» Materials provided:

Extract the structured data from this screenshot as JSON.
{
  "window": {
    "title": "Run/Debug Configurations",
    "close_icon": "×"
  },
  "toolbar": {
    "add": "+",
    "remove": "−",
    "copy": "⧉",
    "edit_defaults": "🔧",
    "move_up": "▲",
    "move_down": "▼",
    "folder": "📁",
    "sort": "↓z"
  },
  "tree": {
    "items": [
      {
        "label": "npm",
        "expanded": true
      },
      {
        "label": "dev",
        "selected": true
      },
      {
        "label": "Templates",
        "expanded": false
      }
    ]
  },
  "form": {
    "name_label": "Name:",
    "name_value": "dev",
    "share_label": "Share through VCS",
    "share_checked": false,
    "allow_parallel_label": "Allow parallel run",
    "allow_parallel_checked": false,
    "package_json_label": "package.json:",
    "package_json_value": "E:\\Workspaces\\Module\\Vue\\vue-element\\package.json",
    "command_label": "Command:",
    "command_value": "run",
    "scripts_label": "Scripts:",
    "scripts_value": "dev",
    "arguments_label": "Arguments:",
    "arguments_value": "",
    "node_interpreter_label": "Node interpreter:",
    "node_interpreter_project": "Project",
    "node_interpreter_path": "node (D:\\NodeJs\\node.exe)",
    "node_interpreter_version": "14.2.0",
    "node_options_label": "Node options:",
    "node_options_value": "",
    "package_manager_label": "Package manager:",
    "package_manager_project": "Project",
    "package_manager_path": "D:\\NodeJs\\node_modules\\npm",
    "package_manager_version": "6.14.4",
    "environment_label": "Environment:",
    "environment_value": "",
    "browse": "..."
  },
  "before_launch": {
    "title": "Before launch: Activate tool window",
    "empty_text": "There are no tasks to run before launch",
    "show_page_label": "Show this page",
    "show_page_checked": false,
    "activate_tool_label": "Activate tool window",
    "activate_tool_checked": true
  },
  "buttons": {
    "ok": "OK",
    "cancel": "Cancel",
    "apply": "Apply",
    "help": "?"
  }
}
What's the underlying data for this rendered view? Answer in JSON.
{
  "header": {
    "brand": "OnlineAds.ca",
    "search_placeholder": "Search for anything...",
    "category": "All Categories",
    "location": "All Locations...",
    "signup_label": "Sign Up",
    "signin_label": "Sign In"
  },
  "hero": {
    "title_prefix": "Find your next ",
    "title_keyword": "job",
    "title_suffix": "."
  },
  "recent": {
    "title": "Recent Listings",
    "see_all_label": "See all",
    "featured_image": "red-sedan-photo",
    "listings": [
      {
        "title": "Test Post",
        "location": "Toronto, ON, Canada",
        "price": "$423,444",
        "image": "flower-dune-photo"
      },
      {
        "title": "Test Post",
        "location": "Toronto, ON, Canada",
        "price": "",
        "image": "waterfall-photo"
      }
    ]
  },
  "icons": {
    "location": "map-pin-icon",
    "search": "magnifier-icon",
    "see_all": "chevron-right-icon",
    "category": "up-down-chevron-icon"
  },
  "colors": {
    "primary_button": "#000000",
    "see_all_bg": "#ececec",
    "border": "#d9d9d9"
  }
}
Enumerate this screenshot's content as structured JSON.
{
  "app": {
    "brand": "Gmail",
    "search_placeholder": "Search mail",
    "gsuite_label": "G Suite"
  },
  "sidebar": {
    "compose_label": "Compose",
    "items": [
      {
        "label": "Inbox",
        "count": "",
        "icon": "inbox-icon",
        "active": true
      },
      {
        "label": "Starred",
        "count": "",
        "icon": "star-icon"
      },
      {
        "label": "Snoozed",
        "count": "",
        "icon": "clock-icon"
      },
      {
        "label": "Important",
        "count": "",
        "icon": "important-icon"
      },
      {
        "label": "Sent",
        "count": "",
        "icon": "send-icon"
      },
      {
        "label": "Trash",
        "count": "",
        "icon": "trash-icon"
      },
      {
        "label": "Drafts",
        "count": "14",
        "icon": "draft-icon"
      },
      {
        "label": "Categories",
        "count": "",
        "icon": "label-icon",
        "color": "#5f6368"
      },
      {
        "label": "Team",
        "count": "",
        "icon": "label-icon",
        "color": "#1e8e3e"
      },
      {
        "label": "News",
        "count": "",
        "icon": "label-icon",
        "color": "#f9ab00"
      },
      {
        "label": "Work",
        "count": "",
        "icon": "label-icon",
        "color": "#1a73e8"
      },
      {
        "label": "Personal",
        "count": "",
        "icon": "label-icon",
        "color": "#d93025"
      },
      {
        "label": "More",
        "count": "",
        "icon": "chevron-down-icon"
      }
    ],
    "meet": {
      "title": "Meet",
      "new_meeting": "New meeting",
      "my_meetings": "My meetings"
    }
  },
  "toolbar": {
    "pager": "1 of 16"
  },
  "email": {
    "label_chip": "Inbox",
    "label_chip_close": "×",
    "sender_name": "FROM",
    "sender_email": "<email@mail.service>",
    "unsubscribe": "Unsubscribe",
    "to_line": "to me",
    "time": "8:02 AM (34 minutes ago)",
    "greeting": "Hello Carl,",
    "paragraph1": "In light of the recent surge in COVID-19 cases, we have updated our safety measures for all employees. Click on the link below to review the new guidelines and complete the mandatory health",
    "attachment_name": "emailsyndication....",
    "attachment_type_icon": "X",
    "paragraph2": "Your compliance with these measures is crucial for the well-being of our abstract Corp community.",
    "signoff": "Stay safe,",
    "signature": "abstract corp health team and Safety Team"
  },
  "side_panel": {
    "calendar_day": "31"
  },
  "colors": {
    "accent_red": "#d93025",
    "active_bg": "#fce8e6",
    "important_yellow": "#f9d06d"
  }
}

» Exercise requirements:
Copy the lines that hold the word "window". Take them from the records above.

» Exercise result:
  "window": {
    "title": "Before launch: Activate tool window",
    "activate_tool_label": "Activate tool window",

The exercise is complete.